Perhaps surprisingly is that not much of this surge in support for independence is a result of the SNP’s own endeavours. Indeed, it has barely had to mention a policy statement that would encourage anyone to back separation.
The key driver now is not the SNP’s credentials or persuasive arguments over Scotland’s ability to run its own affairs; it is the calamitous failings of the political forces that should be opposing the nationalists: an unwanted Brexit, a deeply unpopular Prime Minister, a weakened Labour party, and a perception that the pandemic is being badly handled by Westminster. They have conspired to create the perfect storm. Independence offers the ideal escape route from this chaos which has helped conceal the shortcomings in the SNP-led government.
Its record is not exactly glowing: on health and education – with the recent crisis over exam grading almost precipitating a Cabinet resignation. The economy is badly lagging the UK, with weak productivity, rising unemployment and Scotland playing catch up with the rest of the UK, according to the latest NatWest RBS Regional PMI survey.
The governing party should be there for the taking. Instead, there is a belief on the government benches that ministers can see off any and all attacks.
The SNP has seen its former totem Alex Salmond dragged through the courts and its current leader’s integrity questioned by an inquiry into its handling of complaints against Mr Salmond. Yet the opposition is failing to land any damaging blows on Nicola Sturgeon’s Cabinet. It has even stopped teasing the party over its former reliance on oil to underpin the economy.
There is barely any government going on, as such, with the legislature now devoted almost entirely to controlling the pandemic. Not only do the other parties feel obliged to unite behind fighting the virus, but this single issue programme means there is little else for them to oppose. Even the exams debacle and the struggling economy are rooted in the pandemic.

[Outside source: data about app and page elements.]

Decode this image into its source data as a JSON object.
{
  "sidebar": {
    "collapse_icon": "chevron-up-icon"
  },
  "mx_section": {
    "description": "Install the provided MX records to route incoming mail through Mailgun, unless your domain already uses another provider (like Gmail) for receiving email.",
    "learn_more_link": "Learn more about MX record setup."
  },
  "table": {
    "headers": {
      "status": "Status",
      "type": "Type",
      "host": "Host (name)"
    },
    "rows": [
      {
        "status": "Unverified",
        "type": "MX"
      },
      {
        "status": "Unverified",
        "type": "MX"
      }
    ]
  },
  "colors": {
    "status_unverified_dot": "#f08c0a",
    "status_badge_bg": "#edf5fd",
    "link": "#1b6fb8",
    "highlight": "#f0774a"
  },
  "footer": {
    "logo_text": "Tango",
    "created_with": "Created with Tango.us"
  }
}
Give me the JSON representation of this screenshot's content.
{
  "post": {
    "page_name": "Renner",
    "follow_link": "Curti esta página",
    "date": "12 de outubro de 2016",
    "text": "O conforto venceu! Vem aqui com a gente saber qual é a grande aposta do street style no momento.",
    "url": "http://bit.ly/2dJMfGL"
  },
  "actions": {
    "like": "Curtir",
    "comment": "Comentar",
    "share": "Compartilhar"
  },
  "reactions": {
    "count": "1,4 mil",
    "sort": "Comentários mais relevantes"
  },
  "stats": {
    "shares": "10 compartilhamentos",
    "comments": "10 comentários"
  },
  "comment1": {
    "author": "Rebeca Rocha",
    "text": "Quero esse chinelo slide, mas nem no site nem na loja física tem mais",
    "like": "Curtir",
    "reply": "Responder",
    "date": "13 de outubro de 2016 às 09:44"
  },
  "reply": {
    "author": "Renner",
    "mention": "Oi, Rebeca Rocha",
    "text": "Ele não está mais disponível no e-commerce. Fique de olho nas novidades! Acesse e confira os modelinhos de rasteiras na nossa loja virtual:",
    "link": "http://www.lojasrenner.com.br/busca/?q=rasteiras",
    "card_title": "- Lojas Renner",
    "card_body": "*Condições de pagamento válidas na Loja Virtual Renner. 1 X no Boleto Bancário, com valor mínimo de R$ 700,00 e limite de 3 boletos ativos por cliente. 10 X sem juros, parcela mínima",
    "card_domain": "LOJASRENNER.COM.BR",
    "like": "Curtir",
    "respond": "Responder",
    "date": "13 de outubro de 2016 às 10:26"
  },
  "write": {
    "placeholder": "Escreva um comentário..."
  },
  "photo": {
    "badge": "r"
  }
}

An indication of the opposition’s failure to burst the nationalists’ bubble is how much it is troubling their own respective leaders. Already Jackson Carlaw has resigned as head of the Tories, admitting he is not the man to lead the unionist campaign. Richard Leonard, his Labour counterpart, is facing calls from within his own party to stand down.
Mr Leonard has said he has no intention of resigning and will be making a statement on Friday about the next stage in the party’s strategy.
Don’t expect any change of policy on Labour’s position on independence, and don’t expect the nationalists to feel particularly worried about a renewed rallying cry for the union.
Mr Leonard and his unlikely ally – the new right wing Tory leader Douglas Ross – are running out of time and out of arguments.